PROBLEM REQUIREMENTS: Only lines below containing the string "icon" should be counted; please give that count by itself.

EXERCISE MATERIAL:
━━━━━━

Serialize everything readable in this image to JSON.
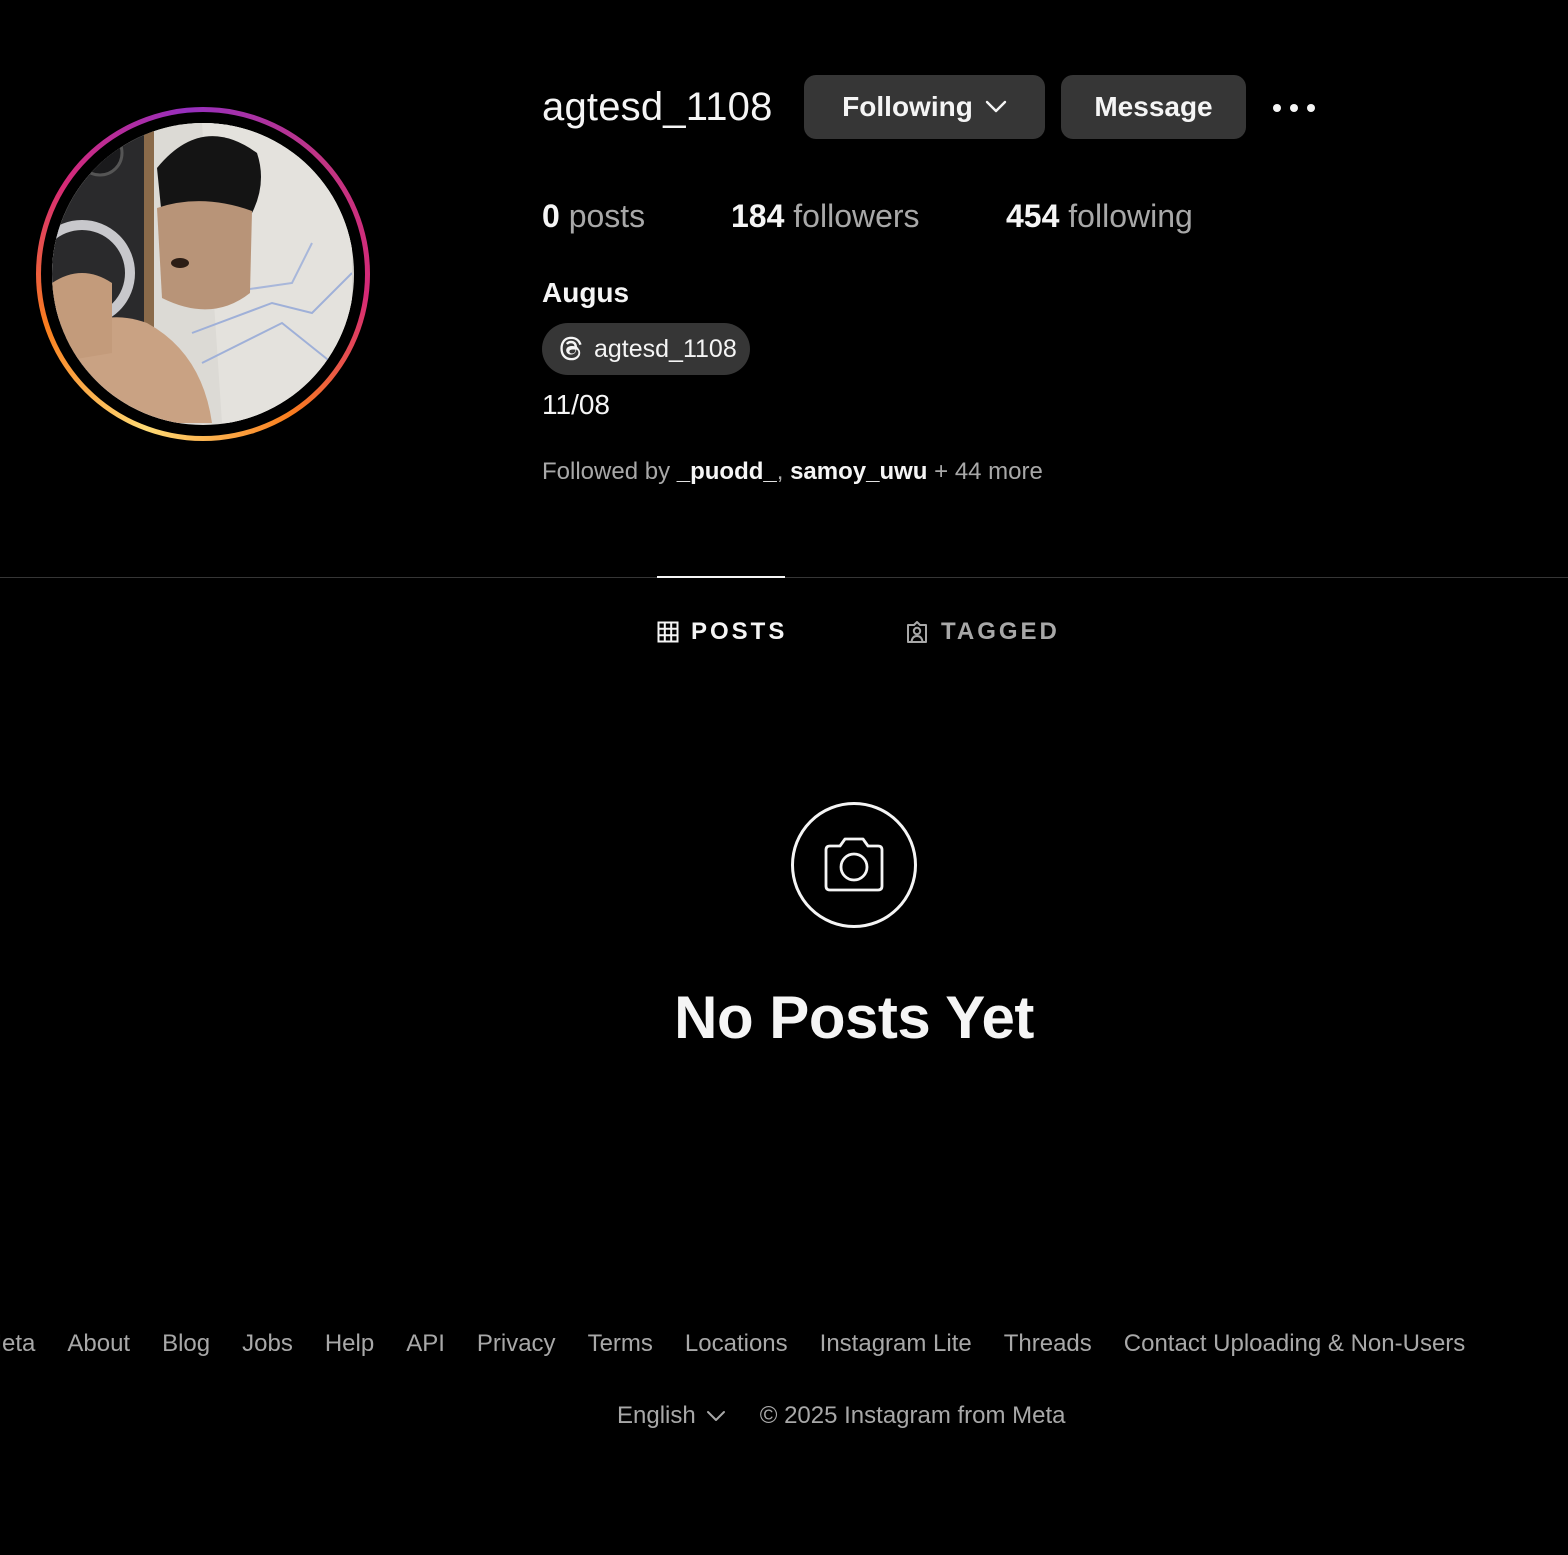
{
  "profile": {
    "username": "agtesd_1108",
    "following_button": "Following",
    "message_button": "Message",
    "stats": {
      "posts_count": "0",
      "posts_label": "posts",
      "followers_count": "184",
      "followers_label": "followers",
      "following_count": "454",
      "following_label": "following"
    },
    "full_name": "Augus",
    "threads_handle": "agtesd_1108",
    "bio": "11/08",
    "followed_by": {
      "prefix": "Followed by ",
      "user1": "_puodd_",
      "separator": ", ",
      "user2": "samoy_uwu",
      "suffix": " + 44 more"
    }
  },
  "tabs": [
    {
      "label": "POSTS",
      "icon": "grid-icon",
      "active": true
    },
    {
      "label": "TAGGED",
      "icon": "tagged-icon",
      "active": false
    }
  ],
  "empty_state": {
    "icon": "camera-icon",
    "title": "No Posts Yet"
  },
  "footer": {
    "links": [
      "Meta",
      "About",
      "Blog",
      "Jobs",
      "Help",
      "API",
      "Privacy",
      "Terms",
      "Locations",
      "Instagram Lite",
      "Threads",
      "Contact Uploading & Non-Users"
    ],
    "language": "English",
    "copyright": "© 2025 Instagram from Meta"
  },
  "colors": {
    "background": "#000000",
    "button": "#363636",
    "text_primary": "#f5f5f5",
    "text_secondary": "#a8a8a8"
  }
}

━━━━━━

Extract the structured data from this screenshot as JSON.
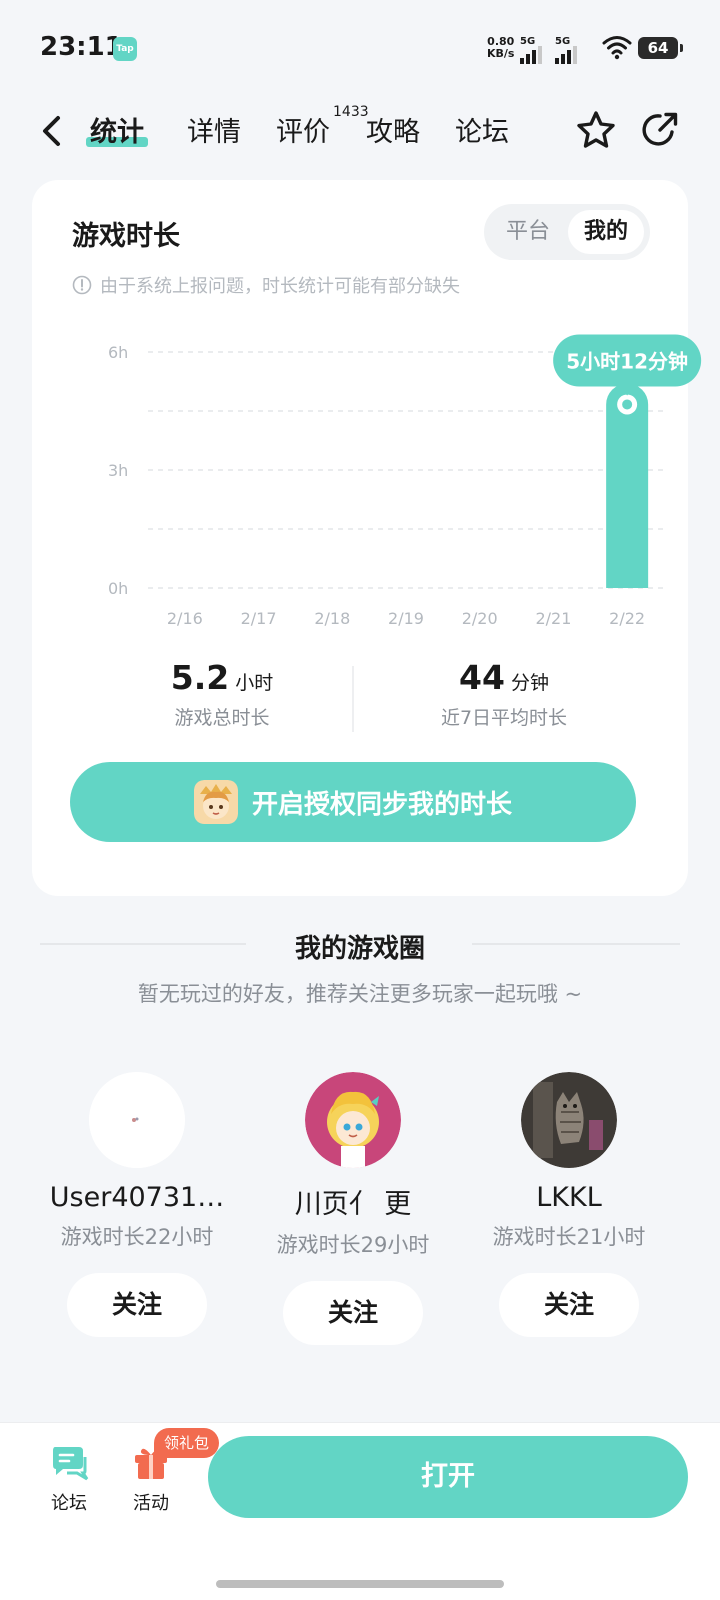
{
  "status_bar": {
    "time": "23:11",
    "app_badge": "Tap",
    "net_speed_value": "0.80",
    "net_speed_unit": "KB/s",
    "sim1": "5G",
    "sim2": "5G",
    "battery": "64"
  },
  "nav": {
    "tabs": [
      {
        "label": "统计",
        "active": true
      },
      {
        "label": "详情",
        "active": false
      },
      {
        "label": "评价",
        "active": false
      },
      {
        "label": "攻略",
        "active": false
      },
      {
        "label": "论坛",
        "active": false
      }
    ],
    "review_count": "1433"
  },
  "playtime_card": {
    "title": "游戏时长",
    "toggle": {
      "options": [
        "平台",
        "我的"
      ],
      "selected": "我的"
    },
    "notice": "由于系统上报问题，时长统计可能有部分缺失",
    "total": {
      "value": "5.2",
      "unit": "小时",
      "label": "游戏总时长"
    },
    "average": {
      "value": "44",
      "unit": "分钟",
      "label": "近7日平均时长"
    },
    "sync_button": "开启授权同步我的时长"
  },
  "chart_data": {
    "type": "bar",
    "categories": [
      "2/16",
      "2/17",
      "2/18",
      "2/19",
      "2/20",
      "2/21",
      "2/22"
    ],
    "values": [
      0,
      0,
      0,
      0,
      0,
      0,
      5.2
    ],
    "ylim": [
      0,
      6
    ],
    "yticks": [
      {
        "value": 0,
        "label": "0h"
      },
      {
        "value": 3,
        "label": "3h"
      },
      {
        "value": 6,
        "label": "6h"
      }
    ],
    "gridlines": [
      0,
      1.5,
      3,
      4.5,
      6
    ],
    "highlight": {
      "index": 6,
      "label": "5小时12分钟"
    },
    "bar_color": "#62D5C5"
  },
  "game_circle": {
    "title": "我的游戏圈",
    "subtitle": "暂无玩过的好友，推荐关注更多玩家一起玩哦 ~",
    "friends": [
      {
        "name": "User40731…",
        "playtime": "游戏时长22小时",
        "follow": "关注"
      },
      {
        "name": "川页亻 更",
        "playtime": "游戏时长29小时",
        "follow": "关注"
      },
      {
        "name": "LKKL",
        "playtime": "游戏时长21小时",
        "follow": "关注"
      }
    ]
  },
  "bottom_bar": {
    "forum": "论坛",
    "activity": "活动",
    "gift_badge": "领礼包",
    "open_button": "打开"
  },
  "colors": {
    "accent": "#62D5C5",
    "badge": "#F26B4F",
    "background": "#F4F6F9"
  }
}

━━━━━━

SOLUTION TO THE PROBLEM: 3